Robert-Ralph Carmichael, Echo Bay artist who designed Canada's loonie, dies
The image of the common loon wasn't even supposed to be on the one dollar coin, artist said
Robert-Ralph Carmichael, the northern Ontario artist who designed the loon on the one-dollar coin, has died.
Carmichael, who was 79, was from the town of Echo Bay, just outside of Sault Ste. Marie.
The thrill of crafting the image that became iconic for many Canadians never wore off, Carmichael said in an interview with CBC 20 years after the coin was first released.
"To get one that was going to be used by the public, everywhere, it was quite a sensation to me."
He did many drawings for the Canadian mint over the years, including an Arctic loon, which was initially rejected for the one-dollar coin.
But Carmichael's career was likely defined by a phone call he received around Christmas in 1986. It was the Canadian mint again, informing the artist that a plan to put two canoeists on the new one-dollar coin had fallen through.
They wanted to know if he was still interested in providing his loon.
The rest, they say, is history.
"[They asked] if I would like to moderate my Arctic loon into a common loon and, of course, that meant changing the landscape as well," Carmichael said, "I like to think that the paddlers are just on the other side of that island."

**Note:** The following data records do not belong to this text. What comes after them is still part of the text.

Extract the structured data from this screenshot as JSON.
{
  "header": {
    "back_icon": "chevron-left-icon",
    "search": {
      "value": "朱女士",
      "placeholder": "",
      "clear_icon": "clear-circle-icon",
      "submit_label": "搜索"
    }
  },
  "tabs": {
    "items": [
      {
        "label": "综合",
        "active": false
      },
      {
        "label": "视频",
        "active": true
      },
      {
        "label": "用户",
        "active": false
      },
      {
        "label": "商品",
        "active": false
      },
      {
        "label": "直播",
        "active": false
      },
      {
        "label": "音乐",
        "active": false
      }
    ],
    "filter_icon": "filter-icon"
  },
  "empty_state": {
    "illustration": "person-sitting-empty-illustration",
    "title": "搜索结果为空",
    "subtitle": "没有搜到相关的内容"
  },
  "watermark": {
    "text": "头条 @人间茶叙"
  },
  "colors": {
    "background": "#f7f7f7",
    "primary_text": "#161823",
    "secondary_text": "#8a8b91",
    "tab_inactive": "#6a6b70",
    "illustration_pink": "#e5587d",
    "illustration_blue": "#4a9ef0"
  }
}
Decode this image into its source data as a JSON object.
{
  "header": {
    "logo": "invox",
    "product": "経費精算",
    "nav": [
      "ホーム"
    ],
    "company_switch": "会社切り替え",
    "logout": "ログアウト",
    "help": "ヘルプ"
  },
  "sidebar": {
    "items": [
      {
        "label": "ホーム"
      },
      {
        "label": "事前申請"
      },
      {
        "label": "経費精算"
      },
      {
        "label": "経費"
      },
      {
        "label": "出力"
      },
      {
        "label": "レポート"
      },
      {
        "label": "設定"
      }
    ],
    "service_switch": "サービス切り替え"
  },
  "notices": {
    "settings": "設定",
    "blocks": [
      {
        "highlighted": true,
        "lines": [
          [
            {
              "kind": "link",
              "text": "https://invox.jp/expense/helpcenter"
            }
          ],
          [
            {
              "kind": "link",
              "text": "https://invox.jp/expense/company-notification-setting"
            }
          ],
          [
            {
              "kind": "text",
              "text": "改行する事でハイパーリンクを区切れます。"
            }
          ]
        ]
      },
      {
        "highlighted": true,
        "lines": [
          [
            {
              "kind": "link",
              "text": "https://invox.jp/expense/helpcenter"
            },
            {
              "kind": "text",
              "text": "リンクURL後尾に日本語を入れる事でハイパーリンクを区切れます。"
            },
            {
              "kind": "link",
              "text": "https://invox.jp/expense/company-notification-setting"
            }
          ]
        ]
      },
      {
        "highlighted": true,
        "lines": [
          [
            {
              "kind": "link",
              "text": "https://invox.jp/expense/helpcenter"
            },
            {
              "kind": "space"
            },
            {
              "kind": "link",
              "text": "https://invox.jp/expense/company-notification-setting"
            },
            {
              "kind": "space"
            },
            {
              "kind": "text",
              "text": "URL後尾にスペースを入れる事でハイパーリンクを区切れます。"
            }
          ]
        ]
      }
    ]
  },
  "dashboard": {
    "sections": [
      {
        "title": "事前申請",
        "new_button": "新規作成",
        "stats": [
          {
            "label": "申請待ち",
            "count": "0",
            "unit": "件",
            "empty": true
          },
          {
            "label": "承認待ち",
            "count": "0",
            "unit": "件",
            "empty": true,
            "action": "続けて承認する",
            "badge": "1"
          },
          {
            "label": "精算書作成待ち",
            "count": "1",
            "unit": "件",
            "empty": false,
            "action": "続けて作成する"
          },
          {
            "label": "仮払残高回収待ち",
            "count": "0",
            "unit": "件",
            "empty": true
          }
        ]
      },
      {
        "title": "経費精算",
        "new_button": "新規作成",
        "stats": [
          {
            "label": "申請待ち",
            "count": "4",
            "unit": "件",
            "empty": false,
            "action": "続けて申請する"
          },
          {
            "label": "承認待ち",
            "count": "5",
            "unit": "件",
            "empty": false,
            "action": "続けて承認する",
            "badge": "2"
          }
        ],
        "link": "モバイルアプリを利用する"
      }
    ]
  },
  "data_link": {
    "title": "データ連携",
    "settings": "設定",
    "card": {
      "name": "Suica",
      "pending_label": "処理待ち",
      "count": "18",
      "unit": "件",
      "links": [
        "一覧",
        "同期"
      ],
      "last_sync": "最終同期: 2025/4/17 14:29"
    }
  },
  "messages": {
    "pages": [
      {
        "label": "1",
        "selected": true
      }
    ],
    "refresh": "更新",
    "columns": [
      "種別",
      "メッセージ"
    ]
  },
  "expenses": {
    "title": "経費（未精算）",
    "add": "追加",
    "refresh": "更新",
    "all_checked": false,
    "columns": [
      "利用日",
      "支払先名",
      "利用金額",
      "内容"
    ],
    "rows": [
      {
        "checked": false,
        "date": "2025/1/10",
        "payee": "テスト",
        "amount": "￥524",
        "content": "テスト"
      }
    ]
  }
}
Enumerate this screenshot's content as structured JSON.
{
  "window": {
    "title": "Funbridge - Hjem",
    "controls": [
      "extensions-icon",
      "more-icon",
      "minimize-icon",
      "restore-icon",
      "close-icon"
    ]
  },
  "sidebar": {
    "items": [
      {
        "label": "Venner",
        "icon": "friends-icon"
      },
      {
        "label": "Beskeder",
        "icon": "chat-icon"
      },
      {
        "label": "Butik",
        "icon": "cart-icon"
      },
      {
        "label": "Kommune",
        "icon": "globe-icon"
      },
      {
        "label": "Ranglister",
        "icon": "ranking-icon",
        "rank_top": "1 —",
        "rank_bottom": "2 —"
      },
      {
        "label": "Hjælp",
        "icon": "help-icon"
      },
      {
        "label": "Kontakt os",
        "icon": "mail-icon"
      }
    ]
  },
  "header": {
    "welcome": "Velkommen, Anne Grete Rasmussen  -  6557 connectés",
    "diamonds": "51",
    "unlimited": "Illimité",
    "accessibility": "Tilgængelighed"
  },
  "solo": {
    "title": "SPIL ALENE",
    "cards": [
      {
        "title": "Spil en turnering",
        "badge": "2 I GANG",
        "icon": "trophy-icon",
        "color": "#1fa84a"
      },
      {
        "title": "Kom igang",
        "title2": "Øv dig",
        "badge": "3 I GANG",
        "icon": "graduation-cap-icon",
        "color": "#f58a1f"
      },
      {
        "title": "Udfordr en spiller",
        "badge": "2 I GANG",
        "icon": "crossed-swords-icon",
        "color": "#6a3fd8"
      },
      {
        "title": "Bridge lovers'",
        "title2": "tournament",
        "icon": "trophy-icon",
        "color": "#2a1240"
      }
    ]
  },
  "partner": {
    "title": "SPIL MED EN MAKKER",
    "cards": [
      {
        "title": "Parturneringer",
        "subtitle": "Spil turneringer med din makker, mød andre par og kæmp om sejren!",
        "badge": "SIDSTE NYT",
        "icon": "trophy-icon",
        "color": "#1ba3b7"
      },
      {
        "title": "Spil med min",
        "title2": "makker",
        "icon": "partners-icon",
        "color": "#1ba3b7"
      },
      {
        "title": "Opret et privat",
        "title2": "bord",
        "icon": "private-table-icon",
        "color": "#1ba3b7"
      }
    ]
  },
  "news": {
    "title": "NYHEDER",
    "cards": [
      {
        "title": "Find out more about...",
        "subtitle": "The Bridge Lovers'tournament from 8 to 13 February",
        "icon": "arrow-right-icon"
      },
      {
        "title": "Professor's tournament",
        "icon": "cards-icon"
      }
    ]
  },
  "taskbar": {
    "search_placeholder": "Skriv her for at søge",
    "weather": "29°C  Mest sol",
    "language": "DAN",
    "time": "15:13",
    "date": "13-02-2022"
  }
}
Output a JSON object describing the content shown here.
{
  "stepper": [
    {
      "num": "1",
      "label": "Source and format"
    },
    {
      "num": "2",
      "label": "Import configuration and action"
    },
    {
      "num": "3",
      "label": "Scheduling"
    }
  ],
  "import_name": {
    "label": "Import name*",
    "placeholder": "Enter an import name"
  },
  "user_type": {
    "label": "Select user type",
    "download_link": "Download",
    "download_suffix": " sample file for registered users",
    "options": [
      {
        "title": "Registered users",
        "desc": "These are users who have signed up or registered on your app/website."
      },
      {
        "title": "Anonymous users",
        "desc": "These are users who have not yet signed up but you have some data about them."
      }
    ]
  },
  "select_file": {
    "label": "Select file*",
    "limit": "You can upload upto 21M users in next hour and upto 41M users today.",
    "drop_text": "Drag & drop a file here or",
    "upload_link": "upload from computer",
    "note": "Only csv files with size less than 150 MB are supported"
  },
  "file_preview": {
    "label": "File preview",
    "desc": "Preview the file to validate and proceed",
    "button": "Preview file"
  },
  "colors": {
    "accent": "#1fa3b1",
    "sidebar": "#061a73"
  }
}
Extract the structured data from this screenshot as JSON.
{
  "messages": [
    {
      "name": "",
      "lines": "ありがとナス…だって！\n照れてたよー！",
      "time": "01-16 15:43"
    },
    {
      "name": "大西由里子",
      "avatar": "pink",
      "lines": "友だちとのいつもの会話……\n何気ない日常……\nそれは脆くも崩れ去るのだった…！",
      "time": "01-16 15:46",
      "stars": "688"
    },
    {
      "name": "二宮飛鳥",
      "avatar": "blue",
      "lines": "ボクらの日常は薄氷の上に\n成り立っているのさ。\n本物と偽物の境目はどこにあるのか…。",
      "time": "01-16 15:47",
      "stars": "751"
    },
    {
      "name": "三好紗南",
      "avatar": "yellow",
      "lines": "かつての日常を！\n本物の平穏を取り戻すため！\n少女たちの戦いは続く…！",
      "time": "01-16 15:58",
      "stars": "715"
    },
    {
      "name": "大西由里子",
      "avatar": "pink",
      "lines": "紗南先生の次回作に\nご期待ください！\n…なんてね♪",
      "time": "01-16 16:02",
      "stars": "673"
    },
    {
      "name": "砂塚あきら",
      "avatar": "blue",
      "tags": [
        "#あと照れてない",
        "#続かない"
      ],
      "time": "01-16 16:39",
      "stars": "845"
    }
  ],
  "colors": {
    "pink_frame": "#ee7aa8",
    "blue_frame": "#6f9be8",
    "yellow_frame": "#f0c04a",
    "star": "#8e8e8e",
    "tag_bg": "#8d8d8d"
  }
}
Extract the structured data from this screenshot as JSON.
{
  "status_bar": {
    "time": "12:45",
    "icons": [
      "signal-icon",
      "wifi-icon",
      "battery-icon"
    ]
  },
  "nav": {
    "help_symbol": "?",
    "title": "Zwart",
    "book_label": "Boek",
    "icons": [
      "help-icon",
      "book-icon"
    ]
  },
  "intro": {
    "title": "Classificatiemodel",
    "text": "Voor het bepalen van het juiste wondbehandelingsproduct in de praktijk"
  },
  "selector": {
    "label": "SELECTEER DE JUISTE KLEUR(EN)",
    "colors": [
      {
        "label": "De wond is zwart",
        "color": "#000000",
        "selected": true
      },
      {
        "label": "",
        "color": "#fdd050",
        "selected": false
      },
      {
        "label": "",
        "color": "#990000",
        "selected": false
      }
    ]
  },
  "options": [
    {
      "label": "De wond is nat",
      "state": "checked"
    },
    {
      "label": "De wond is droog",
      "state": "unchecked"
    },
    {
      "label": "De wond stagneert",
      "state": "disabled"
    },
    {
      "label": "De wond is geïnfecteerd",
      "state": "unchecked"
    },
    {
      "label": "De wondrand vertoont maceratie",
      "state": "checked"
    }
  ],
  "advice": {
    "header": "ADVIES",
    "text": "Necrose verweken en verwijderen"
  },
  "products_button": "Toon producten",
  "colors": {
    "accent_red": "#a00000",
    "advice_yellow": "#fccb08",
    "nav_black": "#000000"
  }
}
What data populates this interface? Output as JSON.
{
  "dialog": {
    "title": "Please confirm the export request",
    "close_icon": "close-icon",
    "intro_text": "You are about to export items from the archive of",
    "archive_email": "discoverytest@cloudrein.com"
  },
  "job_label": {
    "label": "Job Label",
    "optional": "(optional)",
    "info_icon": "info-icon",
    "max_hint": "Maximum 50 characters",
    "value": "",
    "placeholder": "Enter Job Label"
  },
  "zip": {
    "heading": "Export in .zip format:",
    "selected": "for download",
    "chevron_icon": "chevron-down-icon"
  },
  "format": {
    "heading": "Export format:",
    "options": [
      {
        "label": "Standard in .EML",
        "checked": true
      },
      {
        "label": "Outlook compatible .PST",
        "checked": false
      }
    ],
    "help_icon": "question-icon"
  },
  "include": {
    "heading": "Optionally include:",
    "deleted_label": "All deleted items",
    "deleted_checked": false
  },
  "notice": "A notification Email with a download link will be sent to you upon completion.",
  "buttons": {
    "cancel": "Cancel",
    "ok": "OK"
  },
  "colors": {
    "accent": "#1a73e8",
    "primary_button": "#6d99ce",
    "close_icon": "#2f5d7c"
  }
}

With files from Erik White. Edited/packaged by Casey Stranges